The Biden administration has proposed a major change to this calculus. The proposal calls for  reating the transfer of appreciated assets at death as a realization event, requiring the recognition of capital gain and

treating the transfer of appreciated assets at death as a realization event, requiring the recognition of capital gain and the payment of associated taxes. The exemption for such taxes would be limited to $1 million per taxpayer. In addition, the proposal calls for treating a lifetime gift of appreciated property the same way. Under current law, gifts get no basis step-up, but the tax on capital gains may be deferred indefinitely simply by never selling the asset.

Such a change in the tax law would reduce tax benefits but not eliminate the attractiveness of the strategy.
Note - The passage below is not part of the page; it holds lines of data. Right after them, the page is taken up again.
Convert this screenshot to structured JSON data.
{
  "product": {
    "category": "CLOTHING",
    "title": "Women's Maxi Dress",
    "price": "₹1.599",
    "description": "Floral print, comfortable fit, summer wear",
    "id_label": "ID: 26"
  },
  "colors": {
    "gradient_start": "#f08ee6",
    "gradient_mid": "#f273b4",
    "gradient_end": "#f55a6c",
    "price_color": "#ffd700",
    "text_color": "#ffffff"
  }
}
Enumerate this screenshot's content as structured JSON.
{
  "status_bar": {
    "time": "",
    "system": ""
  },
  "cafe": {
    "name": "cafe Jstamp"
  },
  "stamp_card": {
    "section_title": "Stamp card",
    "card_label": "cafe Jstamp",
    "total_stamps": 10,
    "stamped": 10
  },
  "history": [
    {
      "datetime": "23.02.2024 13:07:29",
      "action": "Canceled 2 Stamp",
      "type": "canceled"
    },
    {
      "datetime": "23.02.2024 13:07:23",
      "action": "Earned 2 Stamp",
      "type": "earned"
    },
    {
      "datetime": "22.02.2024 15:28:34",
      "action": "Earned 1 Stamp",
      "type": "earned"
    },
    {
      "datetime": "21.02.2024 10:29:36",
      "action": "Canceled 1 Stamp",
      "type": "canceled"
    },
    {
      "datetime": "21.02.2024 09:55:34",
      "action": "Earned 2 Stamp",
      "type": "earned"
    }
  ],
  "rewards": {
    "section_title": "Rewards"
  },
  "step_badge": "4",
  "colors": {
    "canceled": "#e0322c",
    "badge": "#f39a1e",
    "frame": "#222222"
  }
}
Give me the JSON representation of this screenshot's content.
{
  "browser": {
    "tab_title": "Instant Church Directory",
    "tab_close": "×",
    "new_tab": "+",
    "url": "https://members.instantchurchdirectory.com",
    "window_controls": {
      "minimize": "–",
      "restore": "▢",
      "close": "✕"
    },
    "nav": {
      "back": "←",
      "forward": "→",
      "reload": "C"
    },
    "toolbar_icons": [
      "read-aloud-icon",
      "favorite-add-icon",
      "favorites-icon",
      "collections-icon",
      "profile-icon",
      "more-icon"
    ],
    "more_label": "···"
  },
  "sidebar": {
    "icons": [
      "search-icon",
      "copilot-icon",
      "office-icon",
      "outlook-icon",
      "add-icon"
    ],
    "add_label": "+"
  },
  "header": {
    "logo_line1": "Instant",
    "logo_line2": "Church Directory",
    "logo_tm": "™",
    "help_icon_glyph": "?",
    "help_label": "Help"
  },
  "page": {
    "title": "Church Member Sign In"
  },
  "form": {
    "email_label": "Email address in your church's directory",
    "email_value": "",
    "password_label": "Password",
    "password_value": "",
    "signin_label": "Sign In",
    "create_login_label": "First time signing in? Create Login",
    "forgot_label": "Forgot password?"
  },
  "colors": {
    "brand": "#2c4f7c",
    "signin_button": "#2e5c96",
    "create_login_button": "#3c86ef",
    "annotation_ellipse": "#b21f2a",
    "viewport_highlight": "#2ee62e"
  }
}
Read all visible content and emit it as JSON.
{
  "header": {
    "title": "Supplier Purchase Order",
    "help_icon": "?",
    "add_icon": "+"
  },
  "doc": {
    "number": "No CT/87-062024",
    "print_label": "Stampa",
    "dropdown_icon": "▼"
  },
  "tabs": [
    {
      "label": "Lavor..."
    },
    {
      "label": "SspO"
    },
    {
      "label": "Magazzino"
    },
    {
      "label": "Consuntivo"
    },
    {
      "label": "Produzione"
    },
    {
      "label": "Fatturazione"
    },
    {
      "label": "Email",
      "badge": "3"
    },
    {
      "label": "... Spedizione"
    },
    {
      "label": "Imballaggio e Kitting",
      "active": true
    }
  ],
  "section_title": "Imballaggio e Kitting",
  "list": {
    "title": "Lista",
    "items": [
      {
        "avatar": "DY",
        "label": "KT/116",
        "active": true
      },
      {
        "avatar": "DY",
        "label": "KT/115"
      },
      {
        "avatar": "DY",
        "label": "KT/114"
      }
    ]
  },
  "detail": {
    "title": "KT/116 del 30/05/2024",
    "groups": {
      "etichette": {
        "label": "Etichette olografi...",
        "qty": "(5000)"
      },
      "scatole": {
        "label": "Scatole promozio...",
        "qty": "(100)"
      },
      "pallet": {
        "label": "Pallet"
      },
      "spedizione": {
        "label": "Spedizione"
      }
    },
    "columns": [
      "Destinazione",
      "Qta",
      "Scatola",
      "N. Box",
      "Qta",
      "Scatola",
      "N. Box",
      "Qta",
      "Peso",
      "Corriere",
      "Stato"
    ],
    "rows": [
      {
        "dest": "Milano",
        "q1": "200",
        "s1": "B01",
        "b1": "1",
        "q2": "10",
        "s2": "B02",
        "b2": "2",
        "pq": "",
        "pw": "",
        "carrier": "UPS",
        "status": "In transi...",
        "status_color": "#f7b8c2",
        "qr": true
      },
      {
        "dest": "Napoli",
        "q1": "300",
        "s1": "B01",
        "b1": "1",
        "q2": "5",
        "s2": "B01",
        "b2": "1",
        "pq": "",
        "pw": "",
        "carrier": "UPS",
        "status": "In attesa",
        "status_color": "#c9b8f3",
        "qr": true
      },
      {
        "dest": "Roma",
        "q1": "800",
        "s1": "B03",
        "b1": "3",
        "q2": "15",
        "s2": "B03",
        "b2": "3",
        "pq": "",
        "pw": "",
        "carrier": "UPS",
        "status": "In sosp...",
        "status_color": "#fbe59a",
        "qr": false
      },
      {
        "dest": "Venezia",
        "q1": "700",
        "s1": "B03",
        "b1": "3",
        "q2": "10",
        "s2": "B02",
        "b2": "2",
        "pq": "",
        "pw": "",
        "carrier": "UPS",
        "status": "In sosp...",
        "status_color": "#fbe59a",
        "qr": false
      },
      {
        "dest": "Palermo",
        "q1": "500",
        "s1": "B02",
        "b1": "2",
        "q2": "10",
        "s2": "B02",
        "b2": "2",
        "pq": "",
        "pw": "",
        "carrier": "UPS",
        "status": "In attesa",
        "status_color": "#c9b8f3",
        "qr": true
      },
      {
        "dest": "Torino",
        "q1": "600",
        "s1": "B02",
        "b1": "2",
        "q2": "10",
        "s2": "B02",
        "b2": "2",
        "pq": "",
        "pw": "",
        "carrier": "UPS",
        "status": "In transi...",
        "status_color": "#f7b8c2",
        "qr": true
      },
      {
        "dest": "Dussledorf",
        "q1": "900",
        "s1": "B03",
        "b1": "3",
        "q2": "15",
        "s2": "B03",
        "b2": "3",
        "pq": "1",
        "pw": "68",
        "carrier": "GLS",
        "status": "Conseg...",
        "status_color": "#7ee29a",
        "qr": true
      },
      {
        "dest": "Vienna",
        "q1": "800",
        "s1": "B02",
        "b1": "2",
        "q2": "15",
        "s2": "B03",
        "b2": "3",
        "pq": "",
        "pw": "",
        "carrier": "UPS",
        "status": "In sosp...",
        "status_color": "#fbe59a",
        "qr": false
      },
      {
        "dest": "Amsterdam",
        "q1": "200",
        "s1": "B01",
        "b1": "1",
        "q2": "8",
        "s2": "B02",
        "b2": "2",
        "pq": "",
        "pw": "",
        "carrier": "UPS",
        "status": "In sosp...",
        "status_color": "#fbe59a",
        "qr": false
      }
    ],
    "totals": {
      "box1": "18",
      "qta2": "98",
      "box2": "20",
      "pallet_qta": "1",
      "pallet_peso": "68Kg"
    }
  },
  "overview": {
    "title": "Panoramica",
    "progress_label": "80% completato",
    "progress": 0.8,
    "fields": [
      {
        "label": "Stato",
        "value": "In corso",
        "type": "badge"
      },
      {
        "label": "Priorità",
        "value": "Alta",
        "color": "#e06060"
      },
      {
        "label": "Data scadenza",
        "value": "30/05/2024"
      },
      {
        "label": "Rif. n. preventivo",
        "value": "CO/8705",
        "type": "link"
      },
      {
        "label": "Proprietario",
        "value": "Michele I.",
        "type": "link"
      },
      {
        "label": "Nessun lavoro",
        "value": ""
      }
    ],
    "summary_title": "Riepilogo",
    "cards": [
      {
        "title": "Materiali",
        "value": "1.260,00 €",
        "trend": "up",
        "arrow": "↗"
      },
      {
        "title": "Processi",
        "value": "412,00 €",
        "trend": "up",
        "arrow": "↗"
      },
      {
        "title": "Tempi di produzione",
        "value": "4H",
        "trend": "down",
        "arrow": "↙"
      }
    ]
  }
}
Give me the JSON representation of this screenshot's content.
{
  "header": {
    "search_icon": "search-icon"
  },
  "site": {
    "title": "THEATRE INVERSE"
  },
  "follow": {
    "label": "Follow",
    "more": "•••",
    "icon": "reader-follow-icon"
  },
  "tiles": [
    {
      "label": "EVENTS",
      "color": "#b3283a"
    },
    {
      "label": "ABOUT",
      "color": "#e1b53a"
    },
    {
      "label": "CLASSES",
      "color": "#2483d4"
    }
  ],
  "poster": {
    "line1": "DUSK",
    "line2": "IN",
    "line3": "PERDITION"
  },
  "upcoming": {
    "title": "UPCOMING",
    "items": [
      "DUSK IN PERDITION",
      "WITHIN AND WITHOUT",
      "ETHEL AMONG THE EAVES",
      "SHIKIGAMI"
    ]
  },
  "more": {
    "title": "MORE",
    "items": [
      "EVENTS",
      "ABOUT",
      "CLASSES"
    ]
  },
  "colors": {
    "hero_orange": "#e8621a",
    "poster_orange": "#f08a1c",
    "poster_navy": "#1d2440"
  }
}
It would have the potential of raising more revenue than the federal estate and gift tax bring in currently to the IRS. Whether the idea will gain traction in the Congress is presently uncertain.

© 2021M.A. Co. All rights reserved.

Please do not hesitate to contact your  dedicated Investment, Trust or Planning professional, if you have any questions.

Bill Stone, Scott Neff, Anuj Rastogi

Markets Watching The Central Bank Extravaganza This Week

Markets Sniffing Out The End Of The Delta-Driven Economic Slowdown

Markets And The Fed Say Wake Me Up When September Ends